Former U.S. Senator from Maine, George Mitchell. After leaving the Senate he chaired the Northern Ireland peace talks. His new book is about that, "Making Peace: The Behind-the-Scenes Story of the Negotiations that Culminated in the Signing of the Northern Ireland Peace Accord, told by the American Senator who Served as Independent Chairman of the Talks" (Knopf).
He is a former congressman and now general secretary of the National Council of Churches, and a United Methodist minister. He is also co-chair of the Win Without War coalition. Last year he led a delegation of clergy and lay leaders to visit Iraq.
He was a leader of the peace movement in the 1960s. He is a former president of Students for a Democratic Society, and author of a number of books including The Sixties: Years of Hope, Days of Rage, and Media Unlimited. Gitlin is also a professor of journalism and sociology at Columbia University.
Middle East peace expert Sari Nusseibeh is the founder of the Palestinian Consultancy Group and the Israeli-Palestinian Science Organization, the president of Al-Quds University in Jerusalem and a professor of Islamic philosophy. He co-wrote the People's Voice Initiative to build grassroots support for a two-state solution. Until December 2002, he was the representative of the Palestinian National Authority in Jerusalem.
A recent 13-CD box set called Next Stop Is Vietnam: The War on Record 1961-2008 documents the music that dominated the airwaves during the Vietnam War. Rock historian Ed Ward says the compilation could have used some "conscientious curation."

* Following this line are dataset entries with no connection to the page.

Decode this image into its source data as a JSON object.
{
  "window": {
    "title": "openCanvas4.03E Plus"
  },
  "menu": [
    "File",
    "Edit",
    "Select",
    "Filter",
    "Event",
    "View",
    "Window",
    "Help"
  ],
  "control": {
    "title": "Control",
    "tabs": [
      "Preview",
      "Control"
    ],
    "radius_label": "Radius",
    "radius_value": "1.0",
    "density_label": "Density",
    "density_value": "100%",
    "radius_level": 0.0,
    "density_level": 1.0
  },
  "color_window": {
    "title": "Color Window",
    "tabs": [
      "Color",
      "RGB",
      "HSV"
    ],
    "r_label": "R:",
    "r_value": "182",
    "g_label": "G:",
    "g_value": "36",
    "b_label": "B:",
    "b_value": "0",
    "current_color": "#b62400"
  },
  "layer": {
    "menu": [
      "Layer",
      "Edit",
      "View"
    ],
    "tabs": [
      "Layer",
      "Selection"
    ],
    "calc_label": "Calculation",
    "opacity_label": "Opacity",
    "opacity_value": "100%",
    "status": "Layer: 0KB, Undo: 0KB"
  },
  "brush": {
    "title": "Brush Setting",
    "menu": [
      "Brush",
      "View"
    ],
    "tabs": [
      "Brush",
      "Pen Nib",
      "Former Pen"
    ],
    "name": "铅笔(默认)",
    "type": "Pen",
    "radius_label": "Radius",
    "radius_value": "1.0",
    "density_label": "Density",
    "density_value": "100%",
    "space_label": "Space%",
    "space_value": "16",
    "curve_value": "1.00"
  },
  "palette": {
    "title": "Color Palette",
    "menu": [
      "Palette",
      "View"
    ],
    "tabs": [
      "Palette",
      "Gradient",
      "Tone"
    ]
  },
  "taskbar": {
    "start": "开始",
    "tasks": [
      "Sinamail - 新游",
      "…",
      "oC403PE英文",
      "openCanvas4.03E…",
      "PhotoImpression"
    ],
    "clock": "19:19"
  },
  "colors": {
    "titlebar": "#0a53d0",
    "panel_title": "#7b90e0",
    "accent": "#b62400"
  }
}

World War II is often thought of as a good and just war — a war the U.S. had to fight. But it wasn't that simple. Public debate was heated between interventionism, which President Roosevelt supported, and isolationism, which aviator Charles Lindbergh became an unofficial spokesman for.